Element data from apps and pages
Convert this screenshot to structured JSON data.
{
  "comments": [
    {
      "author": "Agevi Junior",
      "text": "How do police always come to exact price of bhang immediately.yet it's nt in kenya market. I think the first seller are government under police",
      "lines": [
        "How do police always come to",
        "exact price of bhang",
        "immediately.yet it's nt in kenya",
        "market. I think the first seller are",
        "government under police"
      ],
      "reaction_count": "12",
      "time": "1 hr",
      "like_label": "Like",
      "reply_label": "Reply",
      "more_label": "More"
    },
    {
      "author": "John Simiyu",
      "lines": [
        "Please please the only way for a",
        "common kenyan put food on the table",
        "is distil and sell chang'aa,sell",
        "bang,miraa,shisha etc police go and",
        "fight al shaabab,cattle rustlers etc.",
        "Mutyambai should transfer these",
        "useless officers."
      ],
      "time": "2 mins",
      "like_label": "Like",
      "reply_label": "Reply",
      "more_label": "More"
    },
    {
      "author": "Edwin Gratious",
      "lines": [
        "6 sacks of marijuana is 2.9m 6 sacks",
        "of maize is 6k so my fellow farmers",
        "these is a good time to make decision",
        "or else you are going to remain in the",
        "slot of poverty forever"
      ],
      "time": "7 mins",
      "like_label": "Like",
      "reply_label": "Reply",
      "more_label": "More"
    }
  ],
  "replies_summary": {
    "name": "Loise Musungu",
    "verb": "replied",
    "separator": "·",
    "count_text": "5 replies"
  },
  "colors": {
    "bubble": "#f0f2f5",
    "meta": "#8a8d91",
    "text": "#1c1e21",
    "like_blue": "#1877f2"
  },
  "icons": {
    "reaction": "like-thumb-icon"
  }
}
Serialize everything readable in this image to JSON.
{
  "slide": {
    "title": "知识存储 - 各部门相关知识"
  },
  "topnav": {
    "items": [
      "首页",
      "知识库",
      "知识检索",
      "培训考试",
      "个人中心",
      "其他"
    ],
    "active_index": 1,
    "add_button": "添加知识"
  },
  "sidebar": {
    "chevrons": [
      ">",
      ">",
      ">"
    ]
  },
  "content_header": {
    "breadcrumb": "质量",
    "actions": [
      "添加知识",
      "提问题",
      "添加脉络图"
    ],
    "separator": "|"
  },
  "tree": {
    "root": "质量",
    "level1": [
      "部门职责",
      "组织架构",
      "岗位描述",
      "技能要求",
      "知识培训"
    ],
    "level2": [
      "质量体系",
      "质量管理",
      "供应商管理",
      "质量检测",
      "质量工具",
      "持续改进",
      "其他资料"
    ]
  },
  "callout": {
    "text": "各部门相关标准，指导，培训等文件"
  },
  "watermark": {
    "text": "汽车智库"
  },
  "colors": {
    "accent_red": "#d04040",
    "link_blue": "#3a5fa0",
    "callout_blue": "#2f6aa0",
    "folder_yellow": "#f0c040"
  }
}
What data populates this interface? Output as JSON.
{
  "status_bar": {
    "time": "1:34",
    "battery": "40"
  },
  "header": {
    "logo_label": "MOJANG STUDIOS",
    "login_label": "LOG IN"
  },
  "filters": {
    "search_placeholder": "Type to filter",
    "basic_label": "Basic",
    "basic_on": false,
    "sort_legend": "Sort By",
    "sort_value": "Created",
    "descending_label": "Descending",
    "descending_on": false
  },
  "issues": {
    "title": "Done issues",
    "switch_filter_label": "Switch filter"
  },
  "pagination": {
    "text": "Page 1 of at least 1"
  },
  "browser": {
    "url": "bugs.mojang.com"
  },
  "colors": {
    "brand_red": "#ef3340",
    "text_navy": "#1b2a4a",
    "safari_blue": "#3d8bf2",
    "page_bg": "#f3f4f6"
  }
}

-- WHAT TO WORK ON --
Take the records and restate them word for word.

-- REPLY --
Convert this screenshot to structured JSON data.
{
  "comments": [
    {
      "author": "Agevi Junior",
      "text": "How do police always come to exact price of bhang immediately.yet it's nt in kenya market. I think the first seller are government under police",
      "lines": [
        "How do police always come to",
        "exact price of bhang",
        "immediately.yet it's nt in kenya",
        "market. I think the first seller are",
        "government under police"
      ],
      "reaction_count": "12",
      "time": "1 hr",
      "like_label": "Like",
      "reply_label": "Reply",
      "more_label": "More"
    },
    {
      "author": "John Simiyu",
      "lines": [
        "Please please the only way for a",
        "common kenyan put food on the table",
        "is distil and sell chang'aa,sell",
        "bang,miraa,shisha etc police go and",
        "fight al shaabab,cattle rustlers etc.",
        "Mutyambai should transfer these",
        "useless officers."
      ],
      "time": "2 mins",
      "like_label": "Like",
      "reply_label": "Reply",
      "more_label": "More"
    },
    {
      "author": "Edwin Gratious",
      "lines": [
        "6 sacks of marijuana is 2.9m 6 sacks",
        "of maize is 6k so my fellow farmers",
        "these is a good time to make decision",
        "or else you are going to remain in the",
        "slot of poverty forever"
      ],
      "time": "7 mins",
      "like_label": "Like",
      "reply_label": "Reply",
      "more_label": "More"
    }
  ],
  "replies_summary": {
    "name": "Loise Musungu",
    "verb": "replied",
    "separator": "·",
    "count_text": "5 replies"
  },
  "colors": {
    "bubble": "#f0f2f5",
    "meta": "#8a8d91",
    "text": "#1c1e21",
    "like_blue": "#1877f2"
  },
  "icons": {
    "reaction": "like-thumb-icon"
  }
}
Serialize everything readable in this image to JSON.
{
  "slide": {
    "title": "知识存储 - 各部门相关知识"
  },
  "topnav": {
    "items": [
      "首页",
      "知识库",
      "知识检索",
      "培训考试",
      "个人中心",
      "其他"
    ],
    "active_index": 1,
    "add_button": "添加知识"
  },
  "sidebar": {
    "chevrons": [
      ">",
      ">",
      ">"
    ]
  },
  "content_header": {
    "breadcrumb": "质量",
    "actions": [
      "添加知识",
      "提问题",
      "添加脉络图"
    ],
    "separator": "|"
  },
  "tree": {
    "root": "质量",
    "level1": [
      "部门职责",
      "组织架构",
      "岗位描述",
      "技能要求",
      "知识培训"
    ],
    "level2": [
      "质量体系",
      "质量管理",
      "供应商管理",
      "质量检测",
      "质量工具",
      "持续改进",
      "其他资料"
    ]
  },
  "callout": {
    "text": "各部门相关标准，指导，培训等文件"
  },
  "watermark": {
    "text": "汽车智库"
  },
  "colors": {
    "accent_red": "#d04040",
    "link_blue": "#3a5fa0",
    "callout_blue": "#2f6aa0",
    "folder_yellow": "#f0c040"
  }
}
What data populates this interface? Output as JSON.
{
  "status_bar": {
    "time": "1:34",
    "battery": "40"
  },
  "header": {
    "logo_label": "MOJANG STUDIOS",
    "login_label": "LOG IN"
  },
  "filters": {
    "search_placeholder": "Type to filter",
    "basic_label": "Basic",
    "basic_on": false,
    "sort_legend": "Sort By",
    "sort_value": "Created",
    "descending_label": "Descending",
    "descending_on": false
  },
  "issues": {
    "title": "Done issues",
    "switch_filter_label": "Switch filter"
  },
  "pagination": {
    "text": "Page 1 of at least 1"
  },
  "browser": {
    "url": "bugs.mojang.com"
  },
  "colors": {
    "brand_red": "#ef3340",
    "text_navy": "#1b2a4a",
    "safari_blue": "#3d8bf2",
    "page_bg": "#f3f4f6"
  }
}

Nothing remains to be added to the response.